A: Unfortunately our nation, nay, our world, is run by evil morons. ‘Twas ever thus, if that’s any consolation. I’ve recently taken to reading Boswell’s Life of Johnson in the morning instead of the paper. Why let the politicians’ antics ruin each and every day? I do what I can to change things by thinking my own thoughts and writing my books.
Q: How about distributing your books on the net for free? What if the bad guys scan/OCR them and distribute them on a P2P system? How can you stop them?

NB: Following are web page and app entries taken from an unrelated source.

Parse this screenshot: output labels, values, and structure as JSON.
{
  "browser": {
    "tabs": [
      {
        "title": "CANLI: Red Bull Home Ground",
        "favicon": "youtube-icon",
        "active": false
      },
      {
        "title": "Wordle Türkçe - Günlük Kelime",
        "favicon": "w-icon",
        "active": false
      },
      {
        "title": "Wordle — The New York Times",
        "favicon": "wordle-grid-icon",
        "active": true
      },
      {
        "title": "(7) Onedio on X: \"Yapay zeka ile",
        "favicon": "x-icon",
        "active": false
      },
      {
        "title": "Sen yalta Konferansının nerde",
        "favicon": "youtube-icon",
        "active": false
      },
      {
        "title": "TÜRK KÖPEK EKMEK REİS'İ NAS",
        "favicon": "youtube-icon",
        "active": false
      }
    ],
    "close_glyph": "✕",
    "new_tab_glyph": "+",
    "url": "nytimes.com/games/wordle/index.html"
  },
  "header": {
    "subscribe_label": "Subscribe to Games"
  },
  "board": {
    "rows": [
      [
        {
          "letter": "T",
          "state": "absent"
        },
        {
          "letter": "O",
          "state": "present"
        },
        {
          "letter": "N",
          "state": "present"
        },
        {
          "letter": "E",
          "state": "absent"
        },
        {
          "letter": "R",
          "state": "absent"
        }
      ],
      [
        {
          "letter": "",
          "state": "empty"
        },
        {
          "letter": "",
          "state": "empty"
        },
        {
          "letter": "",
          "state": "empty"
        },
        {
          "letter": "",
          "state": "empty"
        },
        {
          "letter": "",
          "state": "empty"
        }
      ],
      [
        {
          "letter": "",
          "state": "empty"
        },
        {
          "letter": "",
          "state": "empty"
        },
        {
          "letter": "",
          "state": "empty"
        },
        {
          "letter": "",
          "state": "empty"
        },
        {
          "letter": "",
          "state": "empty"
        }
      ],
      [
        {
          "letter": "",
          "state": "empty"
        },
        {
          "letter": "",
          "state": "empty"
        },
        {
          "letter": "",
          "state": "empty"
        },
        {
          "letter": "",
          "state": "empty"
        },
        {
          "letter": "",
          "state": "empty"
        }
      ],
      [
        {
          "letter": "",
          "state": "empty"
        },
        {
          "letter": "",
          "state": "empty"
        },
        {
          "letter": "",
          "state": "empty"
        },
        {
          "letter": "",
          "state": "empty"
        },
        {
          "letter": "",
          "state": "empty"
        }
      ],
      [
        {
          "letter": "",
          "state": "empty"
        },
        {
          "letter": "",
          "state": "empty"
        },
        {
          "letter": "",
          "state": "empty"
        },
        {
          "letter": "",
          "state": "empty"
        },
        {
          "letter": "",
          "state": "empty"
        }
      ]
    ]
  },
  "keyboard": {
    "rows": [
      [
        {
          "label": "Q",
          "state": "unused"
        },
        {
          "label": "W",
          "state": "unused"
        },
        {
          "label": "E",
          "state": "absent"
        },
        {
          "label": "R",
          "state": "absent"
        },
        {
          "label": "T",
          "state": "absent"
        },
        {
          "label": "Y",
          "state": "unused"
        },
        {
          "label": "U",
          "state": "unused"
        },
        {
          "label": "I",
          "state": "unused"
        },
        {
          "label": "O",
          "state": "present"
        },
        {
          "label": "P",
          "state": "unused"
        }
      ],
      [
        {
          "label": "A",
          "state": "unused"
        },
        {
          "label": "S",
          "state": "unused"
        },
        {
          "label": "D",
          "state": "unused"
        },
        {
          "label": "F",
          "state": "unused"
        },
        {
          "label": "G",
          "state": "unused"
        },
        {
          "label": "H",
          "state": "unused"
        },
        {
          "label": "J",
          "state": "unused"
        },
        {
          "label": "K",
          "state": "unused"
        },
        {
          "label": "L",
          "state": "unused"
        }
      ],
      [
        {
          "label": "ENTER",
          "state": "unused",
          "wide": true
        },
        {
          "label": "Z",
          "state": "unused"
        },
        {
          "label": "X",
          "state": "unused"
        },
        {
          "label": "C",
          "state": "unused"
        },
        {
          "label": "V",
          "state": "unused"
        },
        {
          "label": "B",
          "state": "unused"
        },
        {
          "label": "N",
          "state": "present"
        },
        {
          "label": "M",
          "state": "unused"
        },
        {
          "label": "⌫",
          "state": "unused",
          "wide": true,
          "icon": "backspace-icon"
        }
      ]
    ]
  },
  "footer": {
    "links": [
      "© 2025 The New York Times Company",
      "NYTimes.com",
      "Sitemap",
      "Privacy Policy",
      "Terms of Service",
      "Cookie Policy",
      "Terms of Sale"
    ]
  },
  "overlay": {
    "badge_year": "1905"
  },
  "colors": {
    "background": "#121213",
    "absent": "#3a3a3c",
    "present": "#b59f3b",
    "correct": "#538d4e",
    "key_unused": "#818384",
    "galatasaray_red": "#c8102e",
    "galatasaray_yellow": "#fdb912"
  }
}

A: You can in fact buy one of my books, The Secret of Life, as an electronic book at electricstory.com. At present, however, I don’t think the Net is a very good medium for books, books should really be inexpensive lightweight paperbacks you can bang around. Electronic distribution is more of a fall-back strategy for putting out a book that isn’t deemed profitable enough to print. You hardly make any money publishing an electronic book. There’s a halfway strategy of print on demand (POD), whereby a distributor can quickly make up a paper copy of each book as it’s ordered. Although I can imagine having some of my out-of-print books avaialable this way, I’m not doing it a present. It just doesn’t seem worth the trouble. My impression is that people don’t buy many POD books. I think you do a lot better if your book is sitting on the shelf in a bookstore and customers can just impulsively pick it up. My current strategy for making my books available is just to try and convince publishers to put out standard reprint editions. Four Walls Eight Windows has been very good about getting some of my books back into print; my Silicon Valley classic The Hacker and the Ants will be out from them this fall. Would I ever be willing to make, say, printable Acrobat files out of my books and post them for free download? Well, you know, I’ve been writing for twenty-five years, and I still have this dream of someday being able to quit my day job. Why would I start giving my books away for free? Aside from the financial considerations, giving away my work would effectively say that my work is junk, without value, not worth a cent. Regarding your other questions, it’s hard to believe anyone would go to the trouble of posting pirated editions of my books on the Net. Why? I’m not Microsoft or Metallica, not a monopoly, and not vastly overpaid. I’d like to think that anyone who’s that interested in my work would be able to understand that I need to get some money for my writing to be able to continue writing more. Not that it’s at all a realistic possibility, if I were to learn of someone systematically pirating copies of my work in a big way, I would certainly want to do something about it. Legal sanctions would be the obvious route, and if that failed, I like to fantasize that some of my cryp, phreak, and hacker-type fans might do a frontier justice number on the pirate’s electronic life.